How to make the Biscotti called "Cantucci" of Gambatesa
A cantuccio is a hard almond biscuit, and the name cantucci means "little stones" (The "little stones" are almonds). But these biscotti are called Maletagliate in the dialect of Gambatesa; in Italian this is Male tagliati ("badly cut"), but the dialect name does not translate well to Italian, where they should be referred to as cantucci.
The recipe on this page is from Angelo's mother Maria in Geneva, who learned to make biscotti from her grandmother in Gambatesa. The recipe should make enough cantucci to fill two baking sheets when the sliced biscuits are laid on their sides (see the bottom photograph).
Cantucci are about 6 to 8 cm. [2-1/2 to 3-1/4 inches] long and about 1.25 cm. [1/2 inch] high. They are a bit sweet and taste intensely of almonds.
- 6 "large" eggs separated into egg yolks and egg whites
- 300 grams of sugar
- 400 grams of white wheat (all-purpose or plain) flour
- 500 grams of whole unblanched almonds
- Grated rind (yellow only) of 1/2 lemon
Parchment paper to line the baking sheet.
Oven preheated to 220° C.
1. Place the sugar in a bowl. Separate the eggs into yolks and whites. Put the yolks in the bowl with the sugar. Put the egg whites in another bowl all by themselves.
2. Use a whisk or a hand-held mixer to beat the egg yolks thoroughly into the sugar.
3. Mix the flour into the sugar-yolk batter a little at a time.
4. Take the yellow rind from a lemon using a grater. Add this to the sugar-yolk-wheat batter.
5. Place the almonds in a colander and rinse them under running tap water. Then pat them dry with a dish cloth.
Stir the almonds into the batter.
6. Wash clean and dry the blades of the mixer, or use a clean whisk, to beat the egg whites until they are stiff.
Then use a whisk to thoroughly fold the stiff egg whites into the batter.

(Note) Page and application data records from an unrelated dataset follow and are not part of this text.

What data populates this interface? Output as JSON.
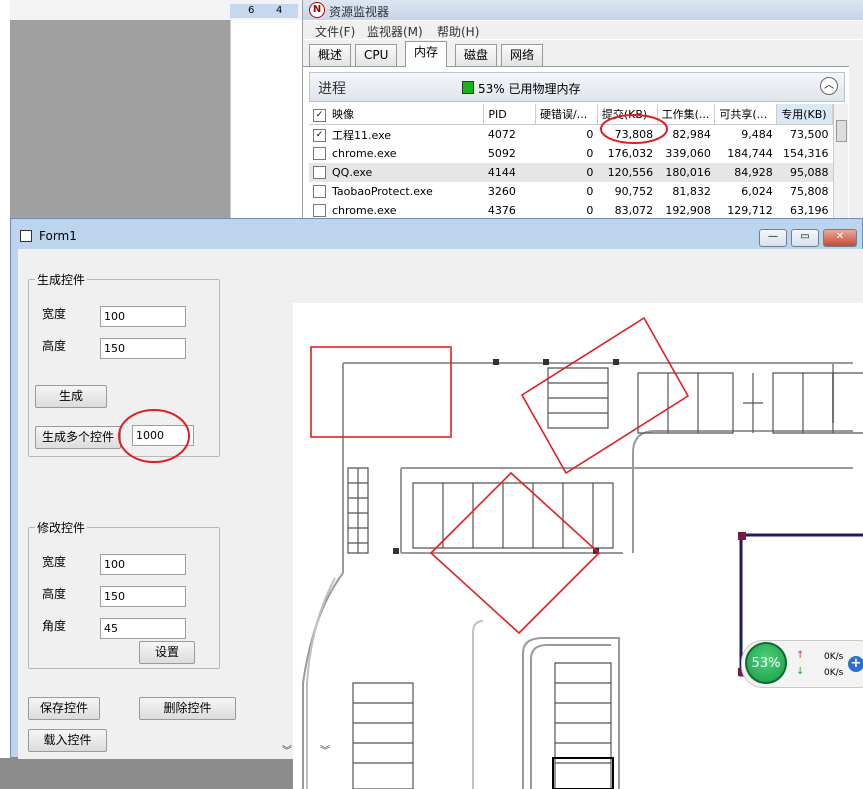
{
  "background": {
    "status_nums": [
      "6",
      "4"
    ]
  },
  "resmon": {
    "title": "资源监视器",
    "menu": [
      "文件(F)",
      "监视器(M)",
      "帮助(H)"
    ],
    "tabs": [
      "概述",
      "CPU",
      "内存",
      "磁盘",
      "网络"
    ],
    "active_tab": "内存",
    "section": {
      "label": "进程",
      "summary": "53% 已用物理内存"
    },
    "columns": [
      "映像",
      "PID",
      "硬错误/...",
      "提交(KB)",
      "工作集(...",
      "可共享(...",
      "专用(KB)"
    ],
    "rows": [
      {
        "checked": true,
        "image": "工程11.exe",
        "pid": "4072",
        "hard": "0",
        "commit": "73,808",
        "ws": "82,984",
        "share": "9,484",
        "private": "73,500"
      },
      {
        "checked": false,
        "image": "chrome.exe",
        "pid": "5092",
        "hard": "0",
        "commit": "176,032",
        "ws": "339,060",
        "share": "184,744",
        "private": "154,316"
      },
      {
        "checked": false,
        "image": "QQ.exe",
        "pid": "4144",
        "hard": "0",
        "commit": "120,556",
        "ws": "180,016",
        "share": "84,928",
        "private": "95,088"
      },
      {
        "checked": false,
        "image": "TaobaoProtect.exe",
        "pid": "3260",
        "hard": "0",
        "commit": "90,752",
        "ws": "81,832",
        "share": "6,024",
        "private": "75,808"
      },
      {
        "checked": false,
        "image": "chrome.exe",
        "pid": "4376",
        "hard": "0",
        "commit": "83,072",
        "ws": "192,908",
        "share": "129,712",
        "private": "63,196"
      }
    ]
  },
  "form": {
    "title": "Form1",
    "group_generate": {
      "legend": "生成控件",
      "width_label": "宽度",
      "width_value": "100",
      "height_label": "高度",
      "height_value": "150",
      "generate_btn": "生成",
      "generate_many_btn": "生成多个控件",
      "count_value": "1000"
    },
    "group_modify": {
      "legend": "修改控件",
      "width_label": "宽度",
      "width_value": "100",
      "height_label": "高度",
      "height_value": "150",
      "angle_label": "角度",
      "angle_value": "45",
      "set_btn": "设置"
    },
    "save_btn": "保存控件",
    "delete_btn": "删除控件",
    "load_btn": "载入控件"
  },
  "widget": {
    "percent": "53%",
    "up_speed": "0K/s",
    "down_speed": "0K/s"
  },
  "colors": {
    "annotation_red": "#e02020",
    "form_frame": "#bcd4ec"
  }
}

7. Spoon the batter onto parchment paper lined baking sheet to form loaf shapes.
8. Bake in the lower half of the oven until the dough is baked through, about 10-15 minutes. When done the top of the dough will spring back if you gently press it.

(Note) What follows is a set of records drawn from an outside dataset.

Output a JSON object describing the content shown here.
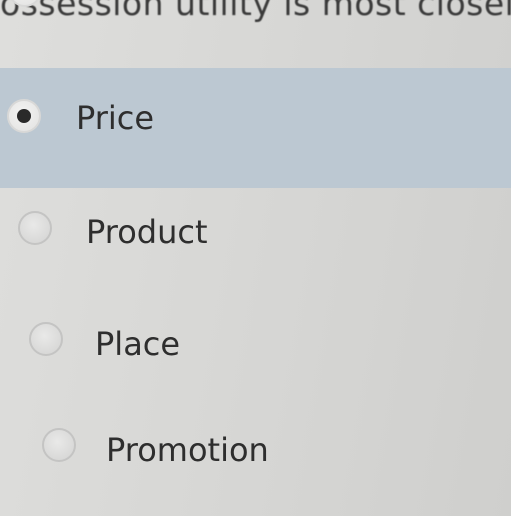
{
  "question": {
    "fragment": "ossession utility is most closely r"
  },
  "options": [
    {
      "label": "Price",
      "selected": true
    },
    {
      "label": "Product",
      "selected": false
    },
    {
      "label": "Place",
      "selected": false
    },
    {
      "label": "Promotion",
      "selected": false
    }
  ],
  "colors": {
    "selected_row": "#bcc8d2",
    "background": "#d8d8d6",
    "text": "#2e2e2e"
  }
}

9. Next slice the loaves into sticks about 1 cm. [1/3 inch] wide. You must slice the loaves when they are warm, because as they cool they become hard.

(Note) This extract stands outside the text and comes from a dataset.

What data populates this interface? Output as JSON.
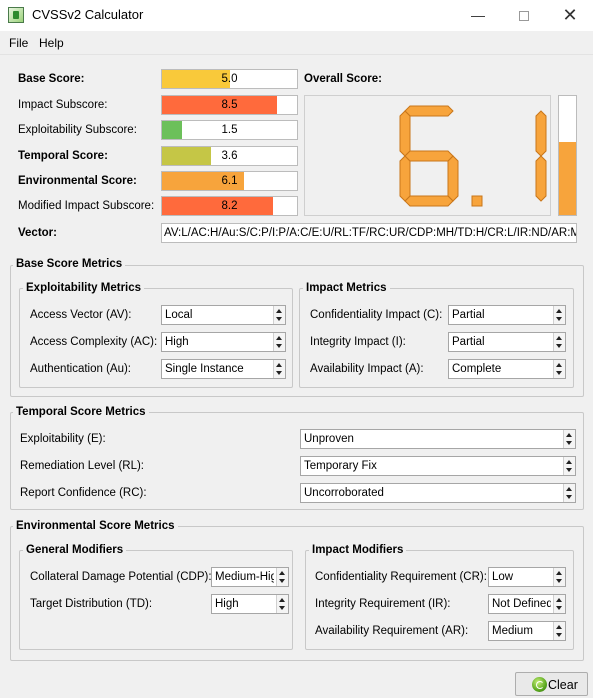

10. Finally, lay the slices on their sides directly on the baking sheet and return them to the oven until they are thoroughly dried out. This takes about 3-4 minutes.
This last step is what makes cantucci "twice-baked", which is the root-meaning of the Italian word biscotti. Twice-baking is a method of preservation, which used to be used by Italians not only for biscuits but also for bread.
Photographs by Angelo Abiuso (Geneva), March 2006.
Related page: the Biscotti con le uova of Gambatesa, photographs and recipe.
The URL of this Web page: https://www.roangelo.net/valente/cantucci.html
Last revised: 5 July 2006 : 2006-07-05 by Robert [Wesley] Angelo.